A group of Virginia Tech students took their skills to the bank this spring.
Seven computer engineering students took first place in MITRE’s Embedded Capture-the-Flag (eCTF) contest, which tasked them with designing a secure ATM banking system and then attacking the designs of 10 other universities.
“When we started, we were like, let’s just not get last, guys, because it was our first time,” said team member Riley Cooper.
Their competition included Massachusetts Institute of Technology, Tufts University, Northeastern University, and University of Nebraska Omaha.
Not only did the team score first place overall, they also were awarded the Iron Flag Award for best Defensive System and the Flag Factory Award for most flags captured.
“They were the strongest team this year,” said Jeff Hamalainen, an embedded security engineer who helped oversee the competition.
In its third year, the nonprofit research and development firm’s contest aims to improve embedded security education and build relationships with the universities where the subject is taught.
Embedded security focuses on safeguarding the type of low-power, low-cost small electronic devices that might fall out of the purview of traditional cybersecurity.

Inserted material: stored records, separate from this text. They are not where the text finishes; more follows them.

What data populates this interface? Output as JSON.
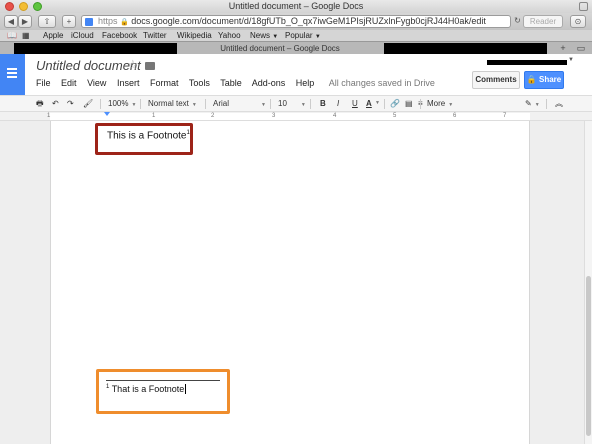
{
  "browser": {
    "window_title": "Untitled document – Google Docs",
    "url_prefix": "https",
    "url": "docs.google.com/document/d/18gfUTb_O_qx7iwGeM1PIsjRUZxlnFygb0cjRJ44H0ak/edit",
    "reader_label": "Reader",
    "active_tab_label": "Untitled document – Google Docs",
    "bookmarks": [
      "Apple",
      "iCloud",
      "Facebook",
      "Twitter",
      "Wikipedia",
      "Yahoo",
      "News",
      "Popular"
    ],
    "new_tab_label": "+"
  },
  "docs": {
    "title": "Untitled document",
    "menu": [
      "File",
      "Edit",
      "View",
      "Insert",
      "Format",
      "Tools",
      "Table",
      "Add-ons",
      "Help"
    ],
    "save_status": "All changes saved in Drive",
    "comments_label": "Comments",
    "share_label": "Share",
    "accent_color": "#4285f4"
  },
  "formatting": {
    "zoom": "100%",
    "style": "Normal text",
    "font": "Arial",
    "size": "10",
    "bold": "B",
    "italic": "I",
    "underline": "U",
    "text_color": "A",
    "more": "More"
  },
  "ruler": {
    "ticks": [
      "1",
      "1",
      "2",
      "3",
      "4",
      "5",
      "6",
      "7"
    ]
  },
  "document": {
    "body_text": "This is a Footnote",
    "body_sup": "1",
    "body_end": ".",
    "footnote_number": "1",
    "footnote_text": "That is a Footnote",
    "annotation_colors": {
      "body": "#9d2318",
      "footnote": "#ef8d2d"
    }
  }
}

For the first half of the contest, each student team was supplied the basic framework for an ATM, an ATM card, and an online bank server.

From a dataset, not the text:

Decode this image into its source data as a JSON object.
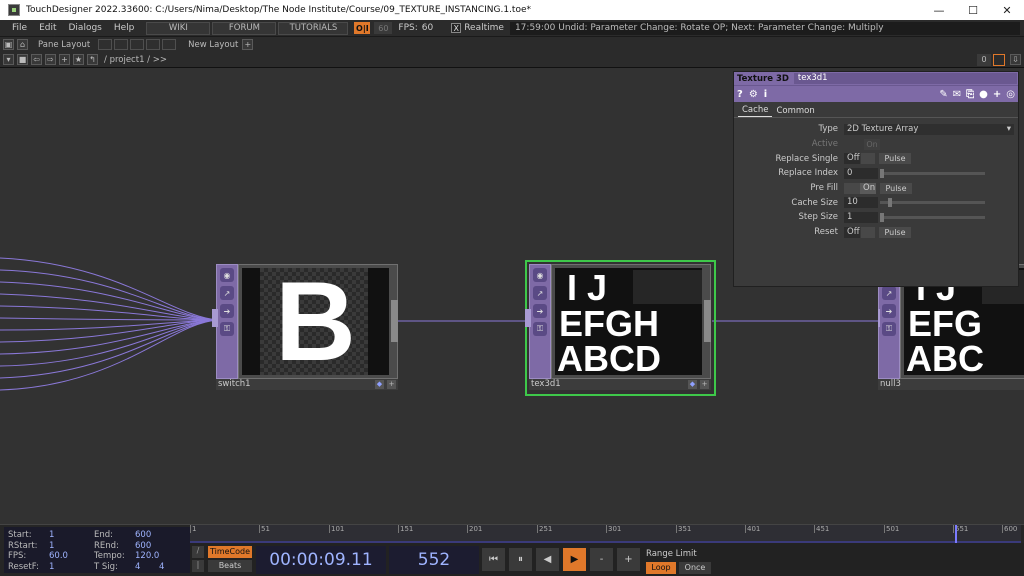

“We took what they gave us and identified the flaws we saw and then tried to basically get rid of those flaws and make it more secure,” team member Ryan Burrow said.
Once the more-secure designs were submitted, universities began attacking one another’s systems in order to capture, “flags,” by exposing security flaws.
Despite being a game, team advisor and assistant professor of computer science Matthew Hicks stressed the level of difficulty the students were successfully navigating.
“They’re actually working around commercial-grade defense systems and still finding vulnerabilities,” Hicks said. “You’re really making a lot of concepts sink in, so maybe when they go into the real world and try to design things … they’ll have a head start on everyone else.”
The students said the competition tested their knowledge in ways far greater than a typical class exercise because the other university teams weren’t concerned about allowing for any level of success to promote learning.
“None of these systems were designed in a way where they want you to get in,” Burrow said. “There’s no expectation that we’re going to get anything out of another team’s system.”
The diversity of navigating and defending multiple security systems at one time also increased the difficulty of the contest.
“Usually when we’re taught security concepts, we’re taught one program at one time and this is how the program can be vulnerable,” Cooper said. “But this competition forced us to create multiple different pieces that all had to communicate, and that communication could become very complex in order to try to increase security.”
Hicks said that in his experience working with other industrial professionals, students with this type of experience have a big advantage in their job search.
“It would set you so far apart from the best students from other places. It would be like an automatic hire and make you very competitive for negotiations,” Hicks said.
— Written by Travis Williams